YOUR OBJECTIVE —
For the data below, report how many lines contain the string "method" and write nothing more.

Excerpts from an interface dataset —

◆ ◆ ◆

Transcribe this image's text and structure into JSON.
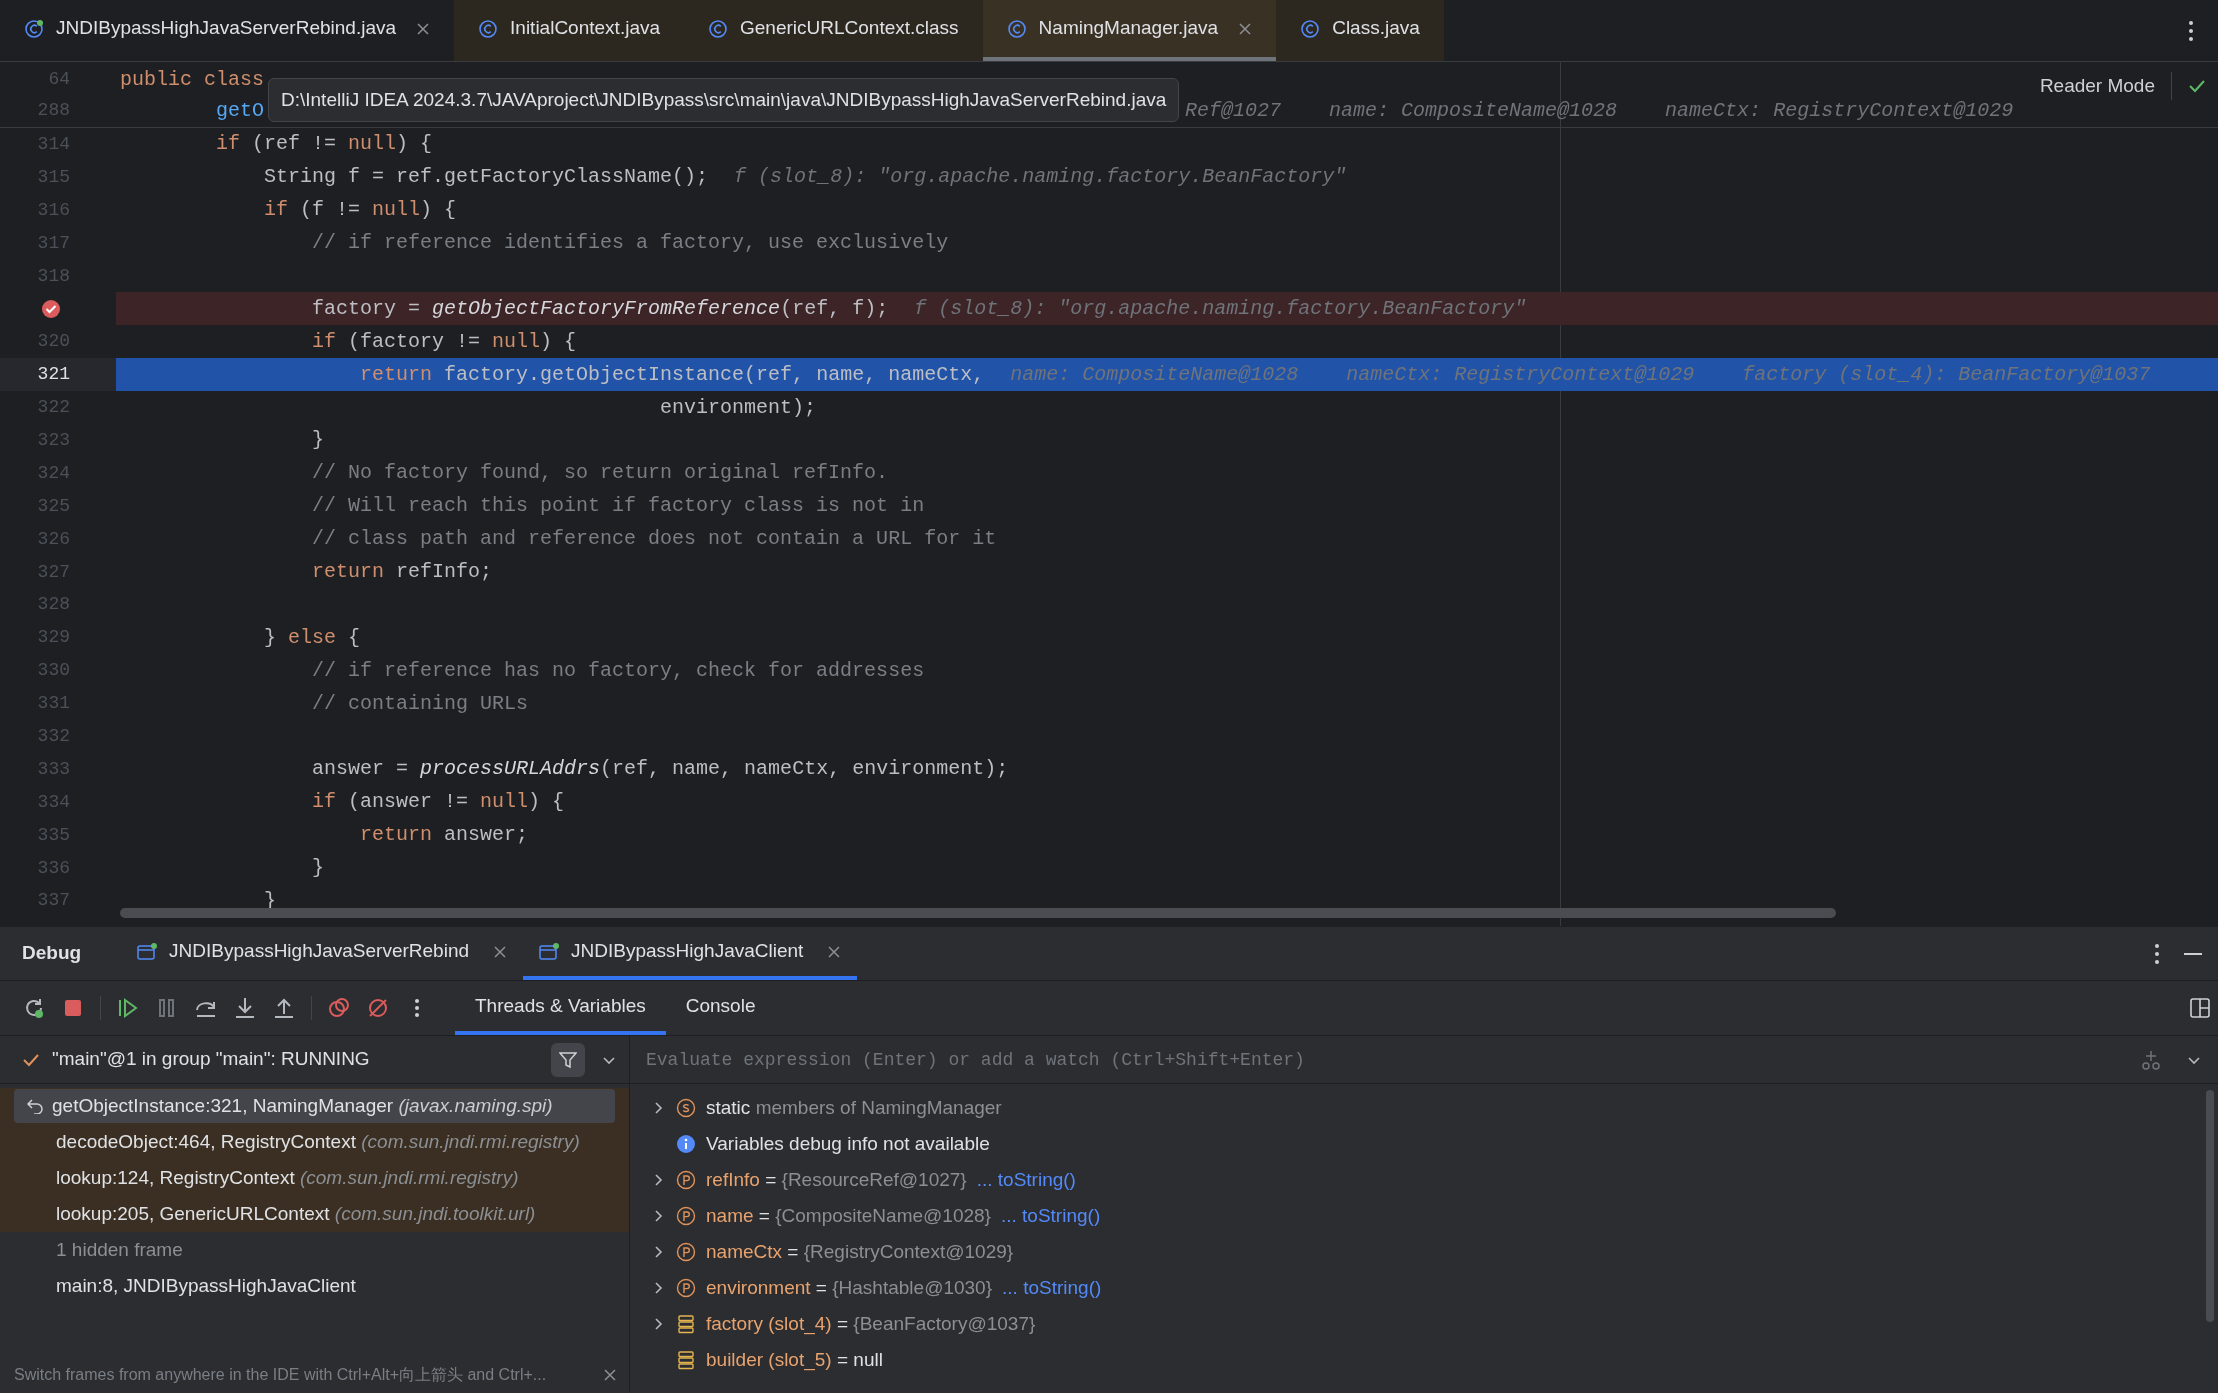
{
  "editor_tabs": [
    {
      "label": "JNDIBypassHighJavaServerRebind.java",
      "selected": false,
      "library": false,
      "closable": true,
      "runnable": true
    },
    {
      "label": "InitialContext.java",
      "selected": false,
      "library": true,
      "closable": false,
      "runnable": false
    },
    {
      "label": "GenericURLContext.class",
      "selected": false,
      "library": true,
      "closable": false,
      "runnable": false
    },
    {
      "label": "NamingManager.java",
      "selected": true,
      "library": true,
      "closable": true,
      "runnable": false
    },
    {
      "label": "Class.java",
      "selected": false,
      "library": true,
      "closable": false,
      "runnable": false
    }
  ],
  "reader_mode": "Reader Mode",
  "tooltip": "D:\\IntelliJ IDEA 2024.3.7\\JAVAproject\\JNDIBypass\\src\\main\\java\\JNDIBypassHighJavaServerRebind.java",
  "sticky_lines": [
    {
      "number": "64",
      "segments": [
        {
          "kind": "keyword",
          "text": "public class"
        }
      ]
    },
    {
      "number": "288",
      "segments": [
        {
          "kind": "method",
          "text": "        getO"
        },
        {
          "kind": "hint",
          "text": "Ref@1027    name: CompositeName@1028    nameCtx: RegistryContext@1029"
        }
      ]
    }
  ],
  "code_lines": [
    {
      "number": "314",
      "breakpoint": false,
      "current": false,
      "segments": [
        {
          "kind": "keyword",
          "text": "        if"
        },
        {
          "kind": "plain",
          "text": " (ref != "
        },
        {
          "kind": "keyword",
          "text": "null"
        },
        {
          "kind": "plain",
          "text": ") {"
        }
      ]
    },
    {
      "number": "315",
      "breakpoint": false,
      "current": false,
      "segments": [
        {
          "kind": "plain",
          "text": "            String f = ref.getFactoryClassName();"
        },
        {
          "kind": "hint",
          "text": "f (slot_8): \"org.apache.naming.factory.BeanFactory\""
        }
      ]
    },
    {
      "number": "316",
      "breakpoint": false,
      "current": false,
      "segments": [
        {
          "kind": "keyword",
          "text": "            if"
        },
        {
          "kind": "plain",
          "text": " (f != "
        },
        {
          "kind": "keyword",
          "text": "null"
        },
        {
          "kind": "plain",
          "text": ") {"
        }
      ]
    },
    {
      "number": "317",
      "breakpoint": false,
      "current": false,
      "segments": [
        {
          "kind": "comment",
          "text": "                // if reference identifies a factory, use exclusively"
        }
      ]
    },
    {
      "number": "318",
      "breakpoint": false,
      "current": false
    },
    {
      "breakpoint": true,
      "current": false,
      "segments": [
        {
          "kind": "plain",
          "text": "                factory = "
        },
        {
          "kind": "static",
          "text": "getObjectFactoryFromReference"
        },
        {
          "kind": "plain",
          "text": "(ref, f);"
        },
        {
          "kind": "hint",
          "text": "f (slot_8): \"org.apache.naming.factory.BeanFactory\""
        }
      ]
    },
    {
      "number": "320",
      "breakpoint": false,
      "current": false,
      "segments": [
        {
          "kind": "keyword",
          "text": "                if"
        },
        {
          "kind": "plain",
          "text": " (factory != "
        },
        {
          "kind": "keyword",
          "text": "null"
        },
        {
          "kind": "plain",
          "text": ") {"
        }
      ]
    },
    {
      "number": "321",
      "breakpoint": false,
      "current": true,
      "segments": [
        {
          "kind": "keyword",
          "text": "                    return"
        },
        {
          "kind": "plain",
          "text": " factory.getObjectInstance(ref, name, nameCtx,"
        },
        {
          "kind": "hint",
          "text": "name: CompositeName@1028    nameCtx: RegistryContext@1029    factory (slot_4): BeanFactory@1037"
        }
      ]
    },
    {
      "number": "322",
      "breakpoint": false,
      "current": false,
      "segments": [
        {
          "kind": "plain",
          "text": "                                             environment);"
        }
      ]
    },
    {
      "number": "323",
      "breakpoint": false,
      "current": false,
      "segments": [
        {
          "kind": "plain",
          "text": "                }"
        }
      ]
    },
    {
      "number": "324",
      "breakpoint": false,
      "current": false,
      "segments": [
        {
          "kind": "comment",
          "text": "                // No factory found, so return original refInfo."
        }
      ]
    },
    {
      "number": "325",
      "breakpoint": false,
      "current": false,
      "segments": [
        {
          "kind": "comment",
          "text": "                // Will reach this point if factory class is not in"
        }
      ]
    },
    {
      "number": "326",
      "breakpoint": false,
      "current": false,
      "segments": [
        {
          "kind": "comment",
          "text": "                // class path and reference does not contain a URL for it"
        }
      ]
    },
    {
      "number": "327",
      "breakpoint": false,
      "current": false,
      "segments": [
        {
          "kind": "keyword",
          "text": "                return"
        },
        {
          "kind": "plain",
          "text": " refInfo;"
        }
      ]
    },
    {
      "number": "328",
      "breakpoint": false,
      "current": false
    },
    {
      "number": "329",
      "breakpoint": false,
      "current": false,
      "segments": [
        {
          "kind": "plain",
          "text": "            } "
        },
        {
          "kind": "keyword",
          "text": "else"
        },
        {
          "kind": "plain",
          "text": " {"
        }
      ]
    },
    {
      "number": "330",
      "breakpoint": false,
      "current": false,
      "segments": [
        {
          "kind": "comment",
          "text": "                // if reference has no factory, check for addresses"
        }
      ]
    },
    {
      "number": "331",
      "breakpoint": false,
      "current": false,
      "segments": [
        {
          "kind": "comment",
          "text": "                // containing URLs"
        }
      ]
    },
    {
      "number": "332",
      "breakpoint": false,
      "current": false
    },
    {
      "number": "333",
      "breakpoint": false,
      "current": false,
      "segments": [
        {
          "kind": "plain",
          "text": "                answer = "
        },
        {
          "kind": "static",
          "text": "processURLAddrs"
        },
        {
          "kind": "plain",
          "text": "(ref, name, nameCtx, environment);"
        }
      ]
    },
    {
      "number": "334",
      "breakpoint": false,
      "current": false,
      "segments": [
        {
          "kind": "keyword",
          "text": "                if"
        },
        {
          "kind": "plain",
          "text": " (answer != "
        },
        {
          "kind": "keyword",
          "text": "null"
        },
        {
          "kind": "plain",
          "text": ") {"
        }
      ]
    },
    {
      "number": "335",
      "breakpoint": false,
      "current": false,
      "segments": [
        {
          "kind": "keyword",
          "text": "                    return"
        },
        {
          "kind": "plain",
          "text": " answer;"
        }
      ]
    },
    {
      "number": "336",
      "breakpoint": false,
      "current": false,
      "segments": [
        {
          "kind": "plain",
          "text": "                }"
        }
      ]
    },
    {
      "number": "337",
      "breakpoint": false,
      "current": false,
      "segments": [
        {
          "kind": "plain",
          "text": "            }"
        }
      ]
    }
  ],
  "debug": {
    "title": "Debug",
    "sessions": [
      {
        "label": "JNDIBypassHighJavaServerRebind",
        "selected": false
      },
      {
        "label": "JNDIBypassHighJavaClient",
        "selected": true
      }
    ],
    "view_tabs": [
      {
        "label": "Threads & Variables",
        "selected": true
      },
      {
        "label": "Console",
        "selected": false
      }
    ],
    "thread": "\"main\"@1 in group \"main\": RUNNING",
    "frames": [
      {
        "kind": "frame",
        "method": "getObjectInstance:321, NamingManager",
        "package": "(javax.naming.spi)",
        "selected": true,
        "library": true
      },
      {
        "kind": "frame",
        "method": "decodeObject:464, RegistryContext",
        "package": "(com.sun.jndi.rmi.registry)",
        "selected": false,
        "library": true
      },
      {
        "kind": "frame",
        "method": "lookup:124, RegistryContext",
        "package": "(com.sun.jndi.rmi.registry)",
        "selected": false,
        "library": true
      },
      {
        "kind": "frame",
        "method": "lookup:205, GenericURLContext",
        "package": "(com.sun.jndi.toolkit.url)",
        "selected": false,
        "library": true
      },
      {
        "kind": "hidden",
        "method": "1 hidden frame",
        "selected": false,
        "library": false
      },
      {
        "kind": "frame",
        "method": "main:8, JNDIBypassHighJavaClient",
        "selected": false,
        "library": false
      }
    ],
    "frames_hint": "Switch frames from anywhere in the IDE with Ctrl+Alt+向上箭头 and Ctrl+...",
    "evaluate": {
      "placeholder": "Evaluate expression (Enter) or add a watch (Ctrl+Shift+Enter)"
    },
    "variables": [
      {
        "kind": "static",
        "name": "static",
        "value": "members of NamingManager",
        "expandable": true
      },
      {
        "kind": "info",
        "name": "Variables debug info not available",
        "expandable": false
      },
      {
        "kind": "param",
        "name": "refInfo",
        "sep": "=",
        "value": "{ResourceRef@1027}",
        "link": "... toString()",
        "expandable": true
      },
      {
        "kind": "param",
        "name": "name",
        "sep": "=",
        "value": "{CompositeName@1028}",
        "link": "... toString()",
        "expandable": true
      },
      {
        "kind": "param",
        "name": "nameCtx",
        "sep": "=",
        "value": "{RegistryContext@1029}",
        "expandable": true
      },
      {
        "kind": "param",
        "name": "environment",
        "sep": "=",
        "value": "{Hashtable@1030}",
        "link": "... toString()",
        "expandable": true
      },
      {
        "kind": "local",
        "name": "factory (slot_4)",
        "sep": "=",
        "value": "{BeanFactory@1037}",
        "expandable": true
      },
      {
        "kind": "local",
        "name": "builder (slot_5)",
        "sep": "=",
        "value": "null",
        "plain_value": true,
        "expandable": false
      }
    ]
  }
}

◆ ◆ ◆

EXERCISE ANSWER —
7